My mom is an avid reader. She probably reads at least a book a week — way more than I do, certainly. But she’s the one who instilled me with a love of the written word.
Ever since I can remember, as a kid, my mom would read to me. I remember such classics as Go Dog. Go!, The Lorax, and Are You My Mother? And she kept reading to me — Winnie the Pooh, A Wrinkle in Time, the Chronicles of Narnia, To Kill a Mockingbird, and tons of others, long after I could read for myself. Bedtime usually started with her reading to me for awhile, then I would read to myself for awhile before going to sleep.
There is absolutely no doubt that this reading helped make me who I am. I (obviously) love stories, I love books and writing and reading (even though I don’t do enough of it). But reading didn’t just get me to like books.
When you read a book, there’s so much more going on. Certainly my vocabulary expanded. I learned about all sorts of interesting things that school wouldn’t have taught me. But as the good folks over at onfiction have determined, reading also opens your mind. It simulates social situations and gives you a better understanding of how people work in the world.

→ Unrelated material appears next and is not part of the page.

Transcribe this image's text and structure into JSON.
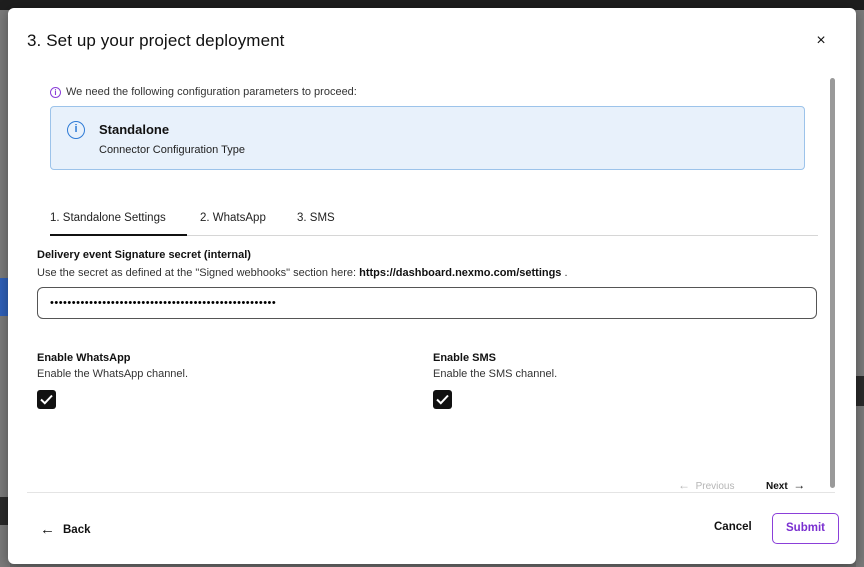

In fact, though I’ve always known that reading as a child has helped me enormously — and though I’ve heard before that it helps develop mental abilities, makes kids smarter and better kids and all that jazz — studies from the people at onfiction have confirmed something more. Reading as a child helps develop one’s empathy, one’s ability to realize that other people have mental states and feelings just like you. It assists with socioemotional development. Basically, it helps children operate in a world inhabited by other people. It makes you a better person.
I could turn this into a moral crusade for the benefits of reading to your children, that all parents should do it, that everyone should read as much and as often as possible. All of that is, I think, true. But you can make that leap.
No, I’m going to end this a little more personally. Because my mom did that. She read to me constantly, and she read to me for years and years. I would not be who I am without that. So, thanks Mom, for enriching my vocabulary and my knowledge of the world, for helping develop my empathy and expanding my socioemotional awareness.
Thanks, Mom, for making me love stories.